EXERCISE DETAILS
Say how many lines in the following entries include "Orders", and add nothing else.

(Collected data entries)
+===+

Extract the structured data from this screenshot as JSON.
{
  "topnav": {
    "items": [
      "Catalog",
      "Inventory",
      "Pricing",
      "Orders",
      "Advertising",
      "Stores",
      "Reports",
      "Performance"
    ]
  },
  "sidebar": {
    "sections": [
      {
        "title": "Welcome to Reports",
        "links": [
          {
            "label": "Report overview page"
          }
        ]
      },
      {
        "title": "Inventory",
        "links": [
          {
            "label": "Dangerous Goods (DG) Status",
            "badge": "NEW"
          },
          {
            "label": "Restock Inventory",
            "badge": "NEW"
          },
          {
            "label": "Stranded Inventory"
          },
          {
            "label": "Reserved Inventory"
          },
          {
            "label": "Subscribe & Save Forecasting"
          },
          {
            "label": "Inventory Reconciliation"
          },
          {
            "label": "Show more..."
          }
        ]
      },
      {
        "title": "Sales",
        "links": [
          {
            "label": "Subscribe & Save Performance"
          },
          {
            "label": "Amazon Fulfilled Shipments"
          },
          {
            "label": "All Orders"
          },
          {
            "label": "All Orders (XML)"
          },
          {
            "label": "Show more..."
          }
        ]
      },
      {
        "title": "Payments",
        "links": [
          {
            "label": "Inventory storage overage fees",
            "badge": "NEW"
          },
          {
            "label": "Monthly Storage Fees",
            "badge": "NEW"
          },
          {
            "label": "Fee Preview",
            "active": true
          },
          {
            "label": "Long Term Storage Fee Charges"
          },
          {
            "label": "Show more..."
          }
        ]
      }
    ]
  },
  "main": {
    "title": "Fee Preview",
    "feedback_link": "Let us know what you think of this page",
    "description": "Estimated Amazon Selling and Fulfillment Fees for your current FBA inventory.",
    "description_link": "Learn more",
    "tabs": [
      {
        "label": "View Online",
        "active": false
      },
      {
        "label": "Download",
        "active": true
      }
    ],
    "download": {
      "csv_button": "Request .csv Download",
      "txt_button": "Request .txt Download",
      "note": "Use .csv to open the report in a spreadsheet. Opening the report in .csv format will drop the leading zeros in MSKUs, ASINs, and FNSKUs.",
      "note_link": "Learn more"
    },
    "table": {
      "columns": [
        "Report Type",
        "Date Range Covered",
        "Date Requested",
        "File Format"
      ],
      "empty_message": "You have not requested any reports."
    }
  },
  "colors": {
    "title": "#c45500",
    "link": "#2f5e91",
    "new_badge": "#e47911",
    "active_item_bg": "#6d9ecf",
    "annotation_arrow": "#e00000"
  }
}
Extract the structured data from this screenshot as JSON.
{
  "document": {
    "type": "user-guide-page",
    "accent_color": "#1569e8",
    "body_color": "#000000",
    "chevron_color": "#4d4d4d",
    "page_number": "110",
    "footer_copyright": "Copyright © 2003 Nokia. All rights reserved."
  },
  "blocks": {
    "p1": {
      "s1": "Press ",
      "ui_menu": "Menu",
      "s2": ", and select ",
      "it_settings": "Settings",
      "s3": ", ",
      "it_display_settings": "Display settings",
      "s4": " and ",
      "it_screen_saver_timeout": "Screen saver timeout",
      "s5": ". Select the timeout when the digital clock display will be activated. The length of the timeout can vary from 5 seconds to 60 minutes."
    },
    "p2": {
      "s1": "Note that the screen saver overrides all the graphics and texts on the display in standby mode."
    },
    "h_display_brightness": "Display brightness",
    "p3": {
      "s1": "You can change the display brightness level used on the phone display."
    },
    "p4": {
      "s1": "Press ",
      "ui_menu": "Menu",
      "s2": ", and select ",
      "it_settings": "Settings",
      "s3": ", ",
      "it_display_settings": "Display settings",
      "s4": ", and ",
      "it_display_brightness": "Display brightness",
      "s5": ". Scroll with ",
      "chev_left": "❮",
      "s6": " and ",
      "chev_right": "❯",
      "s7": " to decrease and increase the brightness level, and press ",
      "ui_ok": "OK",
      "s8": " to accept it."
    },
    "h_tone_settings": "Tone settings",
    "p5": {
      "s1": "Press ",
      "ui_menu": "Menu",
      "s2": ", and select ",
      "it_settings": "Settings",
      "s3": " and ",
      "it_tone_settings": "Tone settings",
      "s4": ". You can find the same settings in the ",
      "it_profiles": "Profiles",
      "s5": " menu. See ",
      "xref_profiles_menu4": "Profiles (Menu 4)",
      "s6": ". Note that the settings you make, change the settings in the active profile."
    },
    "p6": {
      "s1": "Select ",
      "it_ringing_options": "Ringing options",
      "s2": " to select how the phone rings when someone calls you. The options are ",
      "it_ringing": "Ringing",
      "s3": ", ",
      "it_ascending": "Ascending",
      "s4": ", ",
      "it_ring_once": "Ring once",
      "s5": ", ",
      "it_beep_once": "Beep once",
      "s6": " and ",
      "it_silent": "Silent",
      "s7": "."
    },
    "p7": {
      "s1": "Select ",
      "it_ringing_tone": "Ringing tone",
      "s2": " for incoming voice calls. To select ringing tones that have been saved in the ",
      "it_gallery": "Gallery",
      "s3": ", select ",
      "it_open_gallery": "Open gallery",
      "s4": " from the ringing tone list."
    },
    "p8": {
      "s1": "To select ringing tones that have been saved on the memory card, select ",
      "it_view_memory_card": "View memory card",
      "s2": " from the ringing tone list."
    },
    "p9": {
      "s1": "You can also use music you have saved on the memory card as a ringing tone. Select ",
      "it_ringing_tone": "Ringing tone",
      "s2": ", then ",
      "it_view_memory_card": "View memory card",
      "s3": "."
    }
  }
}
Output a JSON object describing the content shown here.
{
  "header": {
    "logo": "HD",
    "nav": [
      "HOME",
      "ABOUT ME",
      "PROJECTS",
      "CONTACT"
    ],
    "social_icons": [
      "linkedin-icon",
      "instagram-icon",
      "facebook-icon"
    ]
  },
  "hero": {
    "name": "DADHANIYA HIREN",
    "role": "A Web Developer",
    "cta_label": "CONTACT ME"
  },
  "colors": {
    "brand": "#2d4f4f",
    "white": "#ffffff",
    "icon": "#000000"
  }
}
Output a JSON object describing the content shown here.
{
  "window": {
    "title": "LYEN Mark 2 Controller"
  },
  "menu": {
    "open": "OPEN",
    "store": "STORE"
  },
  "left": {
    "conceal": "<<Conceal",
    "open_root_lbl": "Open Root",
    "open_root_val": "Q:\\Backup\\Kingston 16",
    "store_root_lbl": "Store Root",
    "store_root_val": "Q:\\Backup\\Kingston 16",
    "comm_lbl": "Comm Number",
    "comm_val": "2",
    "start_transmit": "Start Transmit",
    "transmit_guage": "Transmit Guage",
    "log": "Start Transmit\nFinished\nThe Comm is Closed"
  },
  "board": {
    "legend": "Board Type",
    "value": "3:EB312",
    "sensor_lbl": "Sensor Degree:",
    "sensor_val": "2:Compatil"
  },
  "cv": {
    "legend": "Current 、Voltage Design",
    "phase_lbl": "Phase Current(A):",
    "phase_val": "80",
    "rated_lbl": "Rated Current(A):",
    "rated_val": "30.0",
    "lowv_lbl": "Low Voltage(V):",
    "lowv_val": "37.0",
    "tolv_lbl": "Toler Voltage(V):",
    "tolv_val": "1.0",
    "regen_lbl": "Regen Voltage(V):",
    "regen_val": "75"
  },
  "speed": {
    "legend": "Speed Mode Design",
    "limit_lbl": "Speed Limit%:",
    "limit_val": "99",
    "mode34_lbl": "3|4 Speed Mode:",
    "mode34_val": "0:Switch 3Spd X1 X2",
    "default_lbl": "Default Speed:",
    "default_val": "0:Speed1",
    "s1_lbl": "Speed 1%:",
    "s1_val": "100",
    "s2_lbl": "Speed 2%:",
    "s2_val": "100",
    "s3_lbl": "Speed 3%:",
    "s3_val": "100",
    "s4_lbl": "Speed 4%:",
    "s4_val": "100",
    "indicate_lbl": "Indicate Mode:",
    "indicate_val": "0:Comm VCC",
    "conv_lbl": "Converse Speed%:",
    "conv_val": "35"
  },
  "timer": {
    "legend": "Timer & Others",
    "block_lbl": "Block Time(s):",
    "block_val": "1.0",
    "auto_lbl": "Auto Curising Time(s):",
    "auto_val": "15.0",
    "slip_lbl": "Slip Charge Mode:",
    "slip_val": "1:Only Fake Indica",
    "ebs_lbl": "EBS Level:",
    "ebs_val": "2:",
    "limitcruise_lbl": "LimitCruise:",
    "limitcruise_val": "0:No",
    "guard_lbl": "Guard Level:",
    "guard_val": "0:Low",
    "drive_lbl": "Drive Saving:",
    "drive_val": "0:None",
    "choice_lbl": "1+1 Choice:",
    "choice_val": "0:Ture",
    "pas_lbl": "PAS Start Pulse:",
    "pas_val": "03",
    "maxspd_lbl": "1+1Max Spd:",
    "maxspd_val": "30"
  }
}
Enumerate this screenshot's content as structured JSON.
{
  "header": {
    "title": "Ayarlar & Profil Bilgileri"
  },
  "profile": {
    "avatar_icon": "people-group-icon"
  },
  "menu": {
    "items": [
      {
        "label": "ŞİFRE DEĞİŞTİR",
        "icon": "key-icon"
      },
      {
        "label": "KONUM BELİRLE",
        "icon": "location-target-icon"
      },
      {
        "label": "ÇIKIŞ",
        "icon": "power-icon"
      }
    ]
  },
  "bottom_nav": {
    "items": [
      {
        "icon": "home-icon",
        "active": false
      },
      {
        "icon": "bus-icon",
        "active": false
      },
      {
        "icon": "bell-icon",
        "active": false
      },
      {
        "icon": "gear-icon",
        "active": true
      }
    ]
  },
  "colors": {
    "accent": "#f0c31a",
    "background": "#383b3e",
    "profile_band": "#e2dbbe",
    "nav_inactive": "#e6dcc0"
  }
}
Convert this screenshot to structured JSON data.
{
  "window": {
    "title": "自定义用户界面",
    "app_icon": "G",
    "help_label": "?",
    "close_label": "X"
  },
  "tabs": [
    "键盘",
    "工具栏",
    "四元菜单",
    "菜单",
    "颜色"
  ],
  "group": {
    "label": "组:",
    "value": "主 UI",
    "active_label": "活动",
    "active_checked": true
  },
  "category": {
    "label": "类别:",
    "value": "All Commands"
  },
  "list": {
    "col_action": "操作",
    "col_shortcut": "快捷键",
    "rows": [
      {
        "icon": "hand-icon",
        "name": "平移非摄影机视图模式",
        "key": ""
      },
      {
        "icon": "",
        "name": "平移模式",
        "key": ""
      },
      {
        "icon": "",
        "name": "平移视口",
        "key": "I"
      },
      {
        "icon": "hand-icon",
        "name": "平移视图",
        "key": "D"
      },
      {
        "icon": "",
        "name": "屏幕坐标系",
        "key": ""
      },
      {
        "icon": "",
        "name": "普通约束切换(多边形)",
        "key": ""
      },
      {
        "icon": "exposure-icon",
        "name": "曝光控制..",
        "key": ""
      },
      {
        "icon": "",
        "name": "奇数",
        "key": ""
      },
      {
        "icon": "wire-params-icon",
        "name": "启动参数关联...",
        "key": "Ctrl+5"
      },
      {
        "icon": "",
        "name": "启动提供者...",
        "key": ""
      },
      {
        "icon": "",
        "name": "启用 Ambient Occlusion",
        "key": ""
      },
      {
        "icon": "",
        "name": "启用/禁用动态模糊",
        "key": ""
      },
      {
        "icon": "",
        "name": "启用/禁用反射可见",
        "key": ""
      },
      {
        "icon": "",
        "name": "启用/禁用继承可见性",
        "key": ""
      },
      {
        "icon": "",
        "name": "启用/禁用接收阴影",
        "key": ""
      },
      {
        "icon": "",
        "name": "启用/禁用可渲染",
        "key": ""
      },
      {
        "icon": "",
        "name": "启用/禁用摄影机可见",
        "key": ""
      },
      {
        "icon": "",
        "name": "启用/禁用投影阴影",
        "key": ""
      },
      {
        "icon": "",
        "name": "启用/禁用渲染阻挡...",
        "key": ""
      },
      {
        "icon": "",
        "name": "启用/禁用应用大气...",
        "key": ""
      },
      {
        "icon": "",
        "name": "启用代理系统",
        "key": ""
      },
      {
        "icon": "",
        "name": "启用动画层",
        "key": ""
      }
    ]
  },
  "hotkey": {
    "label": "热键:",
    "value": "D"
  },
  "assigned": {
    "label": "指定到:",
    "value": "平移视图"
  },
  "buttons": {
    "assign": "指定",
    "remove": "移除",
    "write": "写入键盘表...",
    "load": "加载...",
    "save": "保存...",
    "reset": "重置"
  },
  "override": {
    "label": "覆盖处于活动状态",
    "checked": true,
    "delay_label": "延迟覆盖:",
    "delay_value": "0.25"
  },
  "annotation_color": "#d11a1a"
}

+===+

SOLUTION TO THIS TASK
3